The answer is a number and nothing else: the count of lines in these entries containing the word "legend".

EXCERPTED RECORDS
- - - - - - -

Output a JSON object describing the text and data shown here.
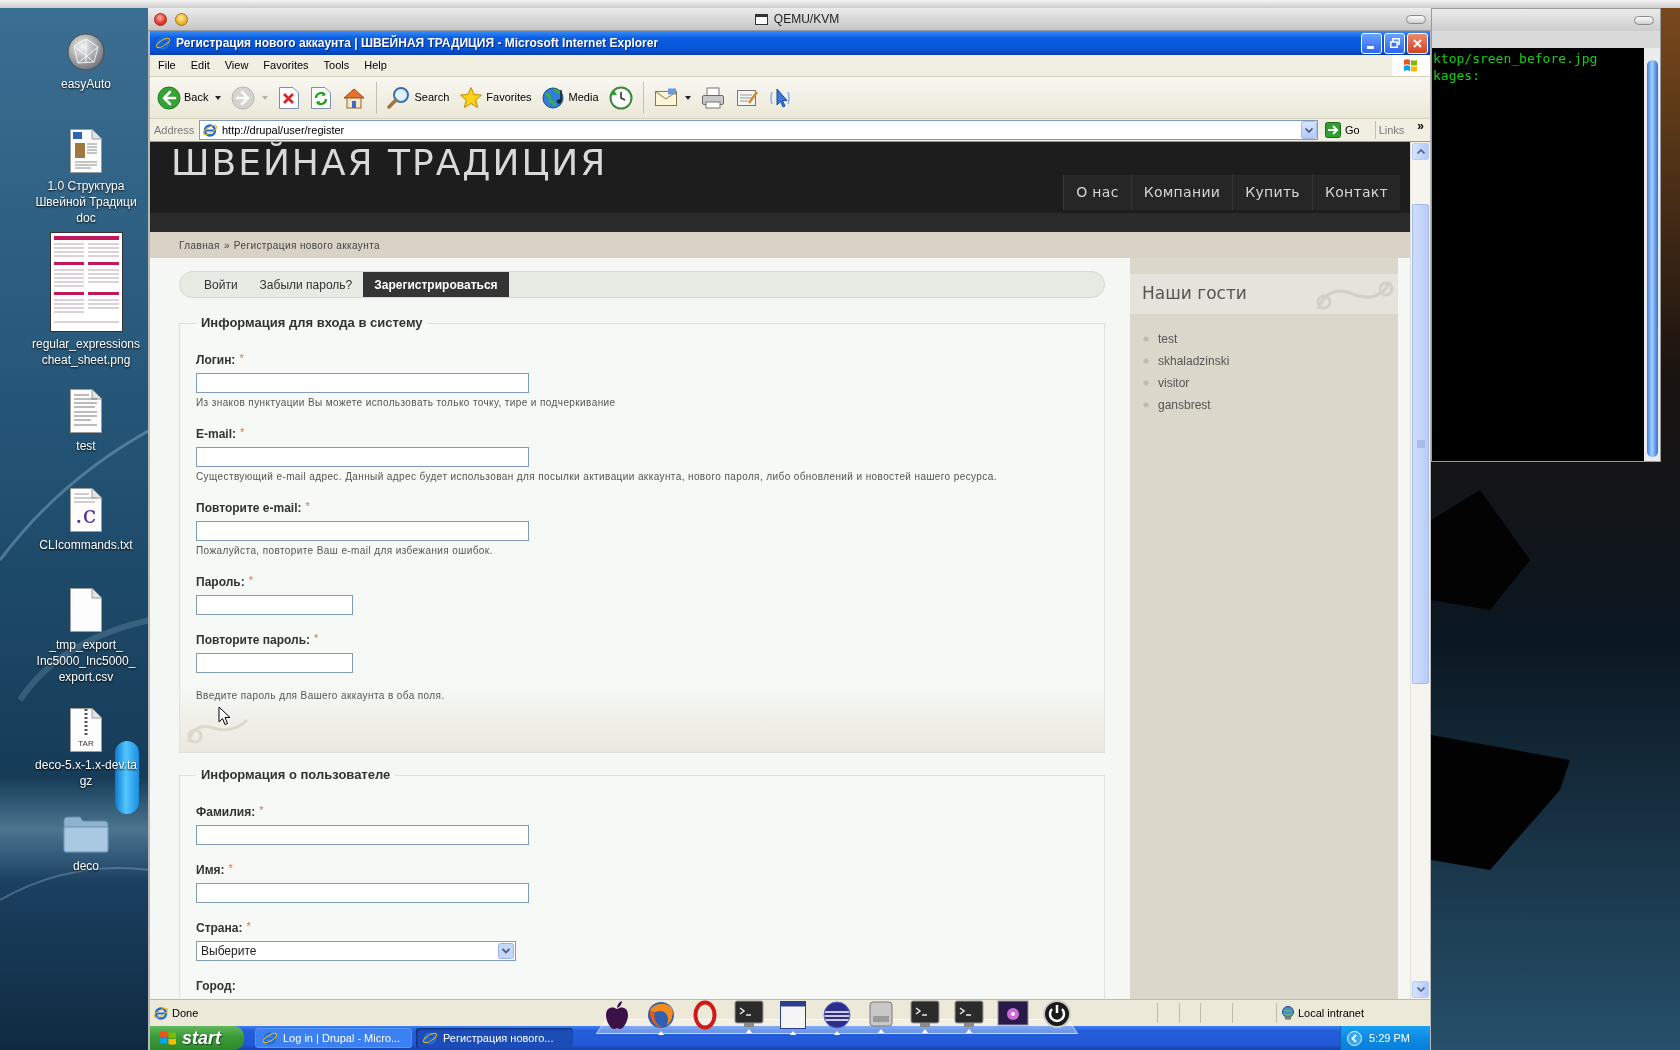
{
  "qemu": {
    "title": "QEMU/KVM"
  },
  "desktop_icons": [
    {
      "kind": "disk",
      "label": [
        "easyAuto"
      ]
    },
    {
      "kind": "document",
      "label": [
        "1.0 Структура",
        "Швейной Традици",
        "doc"
      ]
    },
    {
      "kind": "image",
      "label": [
        "regular_expressions",
        "cheat_sheet.png"
      ]
    },
    {
      "kind": "text",
      "label": [
        "test"
      ]
    },
    {
      "kind": "code",
      "badge": ".c",
      "label": [
        "CLIcommands.txt"
      ]
    },
    {
      "kind": "file",
      "label": [
        "_tmp_export_",
        "Inc5000_Inc5000_",
        "export.csv"
      ]
    },
    {
      "kind": "archive",
      "badge": "TAR",
      "label": [
        "deco-5.x-1.x-dev.ta",
        "gz"
      ]
    },
    {
      "kind": "folder",
      "label": [
        "deco"
      ]
    }
  ],
  "terminal": {
    "lines": [
      "ktop/sreen_before.jpg",
      "kages:"
    ]
  },
  "browser": {
    "title": "Регистрация нового аккаунта | ШВЕЙНАЯ ТРАДИЦИЯ - Microsoft Internet Explorer",
    "menu": [
      "File",
      "Edit",
      "View",
      "Favorites",
      "Tools",
      "Help"
    ],
    "toolbar": [
      [
        {
          "kind": "back",
          "label": "Back",
          "dropdown": true,
          "disabled": false
        },
        {
          "kind": "forward",
          "dropdown": true,
          "disabled": true
        },
        {
          "kind": "stop",
          "dropdown": false,
          "disabled": false
        },
        {
          "kind": "refresh",
          "dropdown": false,
          "disabled": false
        },
        {
          "kind": "home",
          "dropdown": false,
          "disabled": false
        }
      ],
      [
        {
          "kind": "search",
          "label": "Search",
          "dropdown": false,
          "disabled": false
        },
        {
          "kind": "favorites",
          "label": "Favorites",
          "dropdown": false,
          "disabled": false
        },
        {
          "kind": "media",
          "label": "Media",
          "dropdown": false,
          "disabled": false
        },
        {
          "kind": "history",
          "dropdown": false,
          "disabled": false
        }
      ],
      [
        {
          "kind": "mail",
          "dropdown": true,
          "disabled": false
        },
        {
          "kind": "print",
          "dropdown": false,
          "disabled": false
        },
        {
          "kind": "edit",
          "dropdown": false,
          "disabled": false
        },
        {
          "kind": "messenger",
          "dropdown": false,
          "disabled": false
        }
      ]
    ],
    "address": {
      "label": "Address",
      "url": "http://drupal/user/register",
      "go": "Go",
      "links": "Links",
      "more": "»"
    },
    "status": {
      "text": "Done",
      "zone": "Local intranet"
    }
  },
  "page": {
    "logo": "ШВЕЙНАЯ ТРАДИЦИЯ",
    "nav": [
      "О нас",
      "Компании",
      "Купить",
      "Контакт"
    ],
    "breadcrumb": {
      "links": [
        "Главная"
      ],
      "separator": "»",
      "current": "Регистрация нового аккаунта"
    },
    "tabs": [
      {
        "label": "Войти",
        "selected": false
      },
      {
        "label": "Забыли пароль?",
        "selected": false
      },
      {
        "label": "Зарегистрироваться",
        "selected": true
      }
    ],
    "required_mark": "*",
    "fieldsets": [
      {
        "legend": "Информация для входа в систему",
        "fields": [
          {
            "kind": "text",
            "label": "Логин:",
            "required": true,
            "description": "Из знаков пунктуации Вы можете использовать только точку, тире и подчеркивание"
          },
          {
            "kind": "text",
            "label": "E-mail:",
            "required": true,
            "description": "Существующий e-mail адрес. Данный адрес будет использован для посылки активации аккаунта, нового пароля, либо обновлений и новостей нашего ресурса."
          },
          {
            "kind": "text",
            "label": "Повторите e-mail:",
            "required": true,
            "description": "Пожалуйста, повторите Ваш e-mail для избежания ошибок."
          },
          {
            "kind": "password",
            "label": "Пароль:",
            "required": true
          },
          {
            "kind": "password",
            "label": "Повторите пароль:",
            "required": true
          }
        ],
        "note": "Введите пароль для Вашего аккаунта в оба поля."
      },
      {
        "legend": "Информация о пользователе",
        "fields": [
          {
            "kind": "text",
            "label": "Фамилия:",
            "required": true
          },
          {
            "kind": "text",
            "label": "Имя:",
            "required": true
          },
          {
            "kind": "select",
            "label": "Страна:",
            "required": true,
            "value": "Выберите"
          },
          {
            "kind": "label",
            "label": "Город:",
            "required": false
          }
        ]
      }
    ],
    "sidebar": {
      "title": "Наши гости",
      "items": [
        "test",
        "skhaladzinski",
        "visitor",
        "gansbrest"
      ]
    }
  },
  "dock": [
    {
      "kind": "apple",
      "running": false
    },
    {
      "kind": "globe",
      "running": true
    },
    {
      "kind": "ring",
      "running": false
    },
    {
      "kind": "terminal",
      "running": true
    },
    {
      "kind": "window",
      "running": true
    },
    {
      "kind": "sphere",
      "running": true
    },
    {
      "kind": "drive",
      "running": true
    },
    {
      "kind": "terminal",
      "running": true
    },
    {
      "kind": "terminal",
      "running": true
    },
    {
      "kind": "picture",
      "running": false
    },
    {
      "kind": "power",
      "running": false
    }
  ],
  "taskbar": {
    "start": "start",
    "tasks": [
      {
        "label": "Log in | Drupal - Micro...",
        "selected": false
      },
      {
        "label": "Регистрация нового...",
        "selected": true
      }
    ],
    "clock": "5:29 PM"
  }
}
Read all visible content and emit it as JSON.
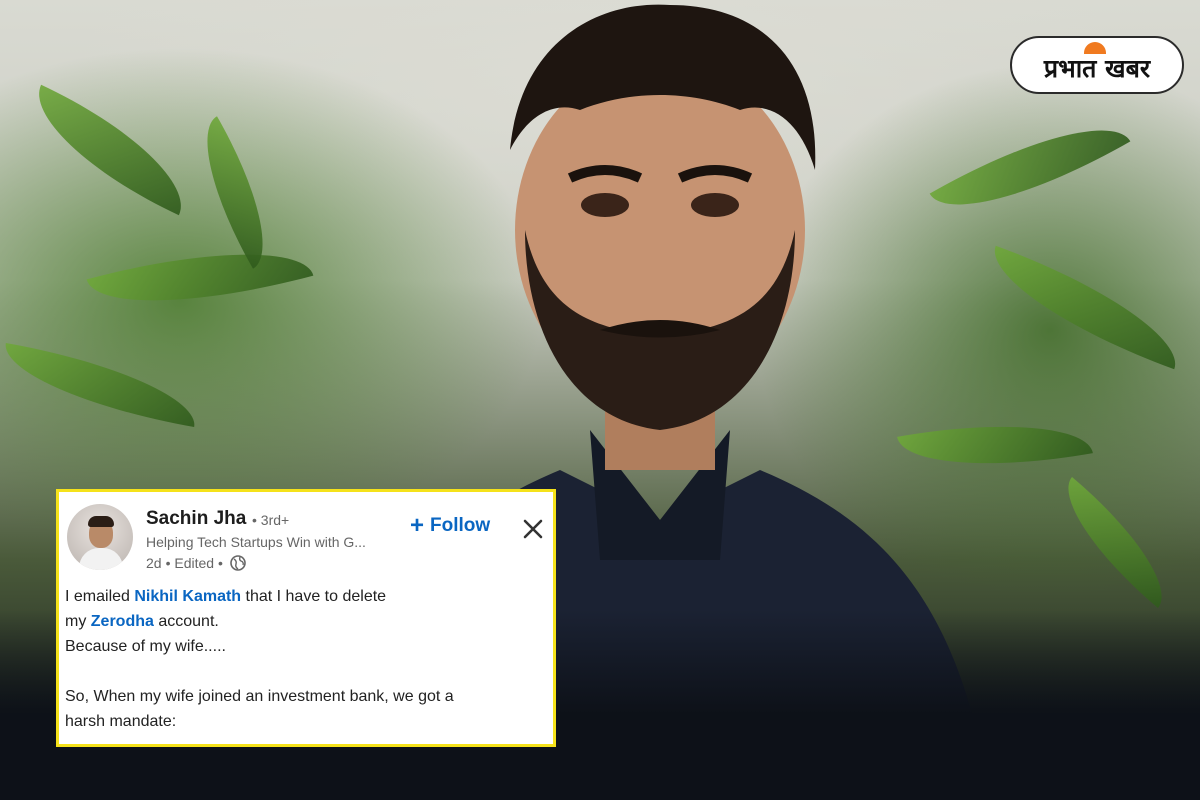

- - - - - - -

COMPLETED EXERCISE
2